Votive offerings are a universal phenomenon that help define sacred space. In many ways, they are irreligious, focused within an emotional moment followed by supplication or remembrance. They are acts of promise or faith that maintain a connection to a person or an event. While they sometimes anticipatory in nature and offered in the hopes a request to be fulfilled, they are typically constructed and offered after the fact. Indeed, the word votive in English derives from the Latin votivus, meaning “vow.”
Votives are seen in Eastern faiths with diyas, the lamps often used in the Hindu festival of Diwali. But they are also found at temples and stupas dedicated to Buddhism. The Ayagapata homage tablets of Jainism often decorate sites dedicated to that faith.
Western religions feature similar practices, with votives often offered in Catholic churches, particularly in chapels near or to the side of the main altar. The act of votive fulfillment is one of faith; the votive – whether an act, a fetish, or a candle – is a recognition of vow, often personal but not necessarily religious. That ritual could be a pilgrimage or random visit. It could be a marker where a death has occurred – like those often spontaneously created after a traffic fatality or marking some tragedy. They honor victims, they comfort pilgrims, and they create a community bound together by that event, that loss or that promise.
They are not limited to fond moments, either. Curse tablets are also votive offerings. Defixios, as they were termed in in the Hellenic and Roman periods, were common supplications to liminal and underworld deities like Hecate, Pluto and Persephone. They were filled with invocations and requests that range from financial collapse to sexual dysfunction. A trove of these votives was found in the thermal springs of Bath, UK, the site of worship for the goddess Sulis, who would be later syncretize with Minvera when a Roman temple was built on the site.
Votives, regardless of origin, share one thing in common: they are left behind. They are physical remnants of a memory – the temporal side of spiritual activity, discarded when the ritual is completed. They are an echo of spiritual act.
Archaeologists and anthropologists have naturally been fascinated by the uncovering of votive objects. Not only do they underscore human activity and presence, but also emphasize the specialness of a location. It is the returning to a place – whether New York City’s Ground Zero, Gettysburg, the Lockerbie crash site of Pan Am Flight 103, or even the statue of Giordano Bruno at Campo di Fiori in Rome – the re-offering of votives continuously restores the sacredness of the location. The pilgrimage, the faith, and the offering – whether it be a curse, a wish or gratitude – refreshes the somber, holy, or magical nature of the location. The votives tell the scientists – and all of us, in a way – look here, this place is important.
The Agents of Faith exhibition at the Bard Graduate Center in New York City explores that very question: the echo of a spiritual act in a moment in time and space. The exhibition explores the common act of faith involved in the construction, use, and discarding of votive offerings. “Encompassing exquisite works of art as well as items of humble origin crafted from modest material,” the exhibition’s promotional materials explain, “more than 300 objects dating from 2000 BC to the twenty-first century are on display. Powerful works from sub-Saharan Africa, Asia, Europe, and the Americas, representing the major world religions, exposes the global nature of votive practices and the profoundly personal nature behind their creation.” The exhibition offers insights into the fears and anxieties of those who crafted the votives and how their act of offering sought to still their worries or show their gratitude.

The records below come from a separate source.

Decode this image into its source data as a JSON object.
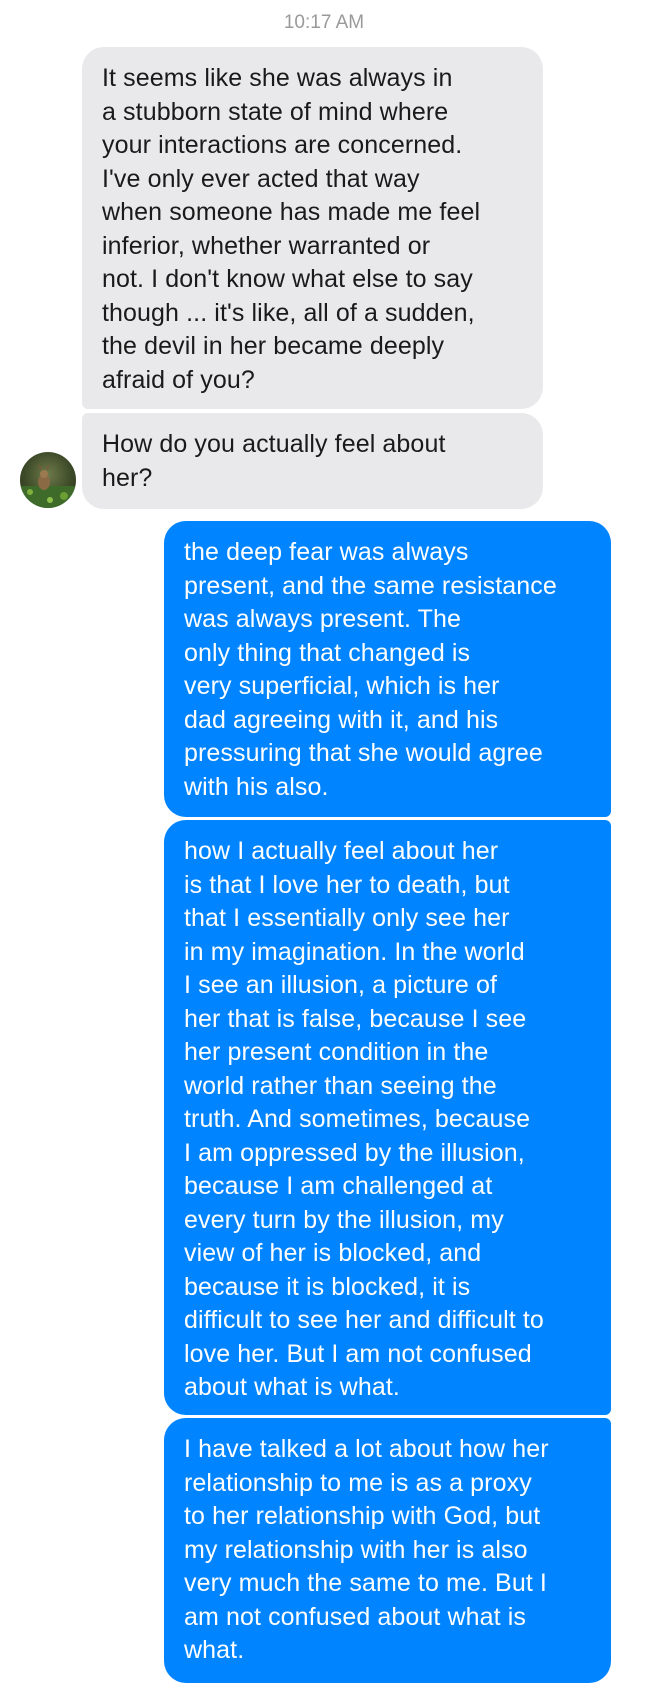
{
  "header": {
    "timestamp": "10:17 AM"
  },
  "contact": {
    "avatar_icon": "nature-photo-avatar"
  },
  "messages": [
    {
      "sender": "incoming",
      "text": "It seems like she was always in\na stubborn state of mind where\nyour interactions are concerned.\nI've only ever acted that way\nwhen someone has made me feel\ninferior, whether warranted or\nnot. I don't know what else to say\nthough ... it's like, all of a sudden,\nthe devil in her became deeply\nafraid of you?"
    },
    {
      "sender": "incoming",
      "text": "How do you actually feel about\nher?"
    },
    {
      "sender": "outgoing",
      "text": "the deep fear was always\npresent, and the same resistance\nwas always present. The\nonly thing that changed is\nvery superficial, which is her\ndad agreeing with it, and his\npressuring that she would agree\nwith his also."
    },
    {
      "sender": "outgoing",
      "text": "how I actually feel about her\nis that I love her to death, but\nthat I essentially only see her\nin my imagination. In the world\nI see an illusion, a picture of\nher that is false, because I see\nher present condition in the\nworld rather than seeing the\ntruth. And sometimes, because\nI am oppressed by the illusion,\nbecause I am challenged at\nevery turn by the illusion, my\nview of her is blocked, and\nbecause it is blocked, it is\ndifficult to see her and difficult to\nlove her. But I am not confused\nabout what is what."
    },
    {
      "sender": "outgoing",
      "text": "I have talked a lot about how her\nrelationship to me is as a proxy\nto her relationship with God, but\nmy relationship with her is also\nvery much the same to me. But I\nam not confused about what is\nwhat."
    }
  ],
  "colors": {
    "incoming_bubble": "#e9e9eb",
    "outgoing_bubble": "#0084ff",
    "timestamp_text": "#9a9a9a"
  }
}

While the exhibition does not focus on one particular religion or expression of faith, it presents many objects and ideas that will resonate with Pagans and polytheists. Probably most interesting is the simplicity of many offerings. As the curation of objects demonstrates, the simplest of items can be transformed from mundane to sacred. The most modest of materials, like bits of wood or slivers of metal, can be combined and re-purposed for supplication. The humanity is present in the basic economics of the offering.
While the curators of the exhibition took care to include classical – and somewhat expected – votive objects such as an Etruscan bust of a young man and a painted wooden statue of the Holy Mother and Child, they do not distract from the sacredness of the common items.
What is most striking about the exhibition is how the tradition of votive offerings remains important and speaks to modernity as profoundly as such acts spoke to our ancestors. The supplications and invocations may have changed, but the basic human need to revere a moment and place remain. As the exhibition notes, votive offerings are an enduring tradition independent of faith and culture.
A private collection of items left by migrants at the US-Mexican border are on display, for example. So, too, are items that have been offered at the Vietnam Veteran’s memorial. These are “intensely personal objects preserved by the US National Park Service” that range from simple but meaningful toys to a “custom-built full-sized Harley-Davidson motorcycle left in 1995 on behalf of the people of Wisconsin.”
Like the orchestrations of Pagan ritual, each votive contains meaning to its creator: the divine, the place, the intent, and the memory. Each one is intended to heal across the temporal and across the spiritual.
Agents of Faith: Votive Objects in Time and Place will be on exhibition at the Bard Graduate Center in New York City until January 6, 2019.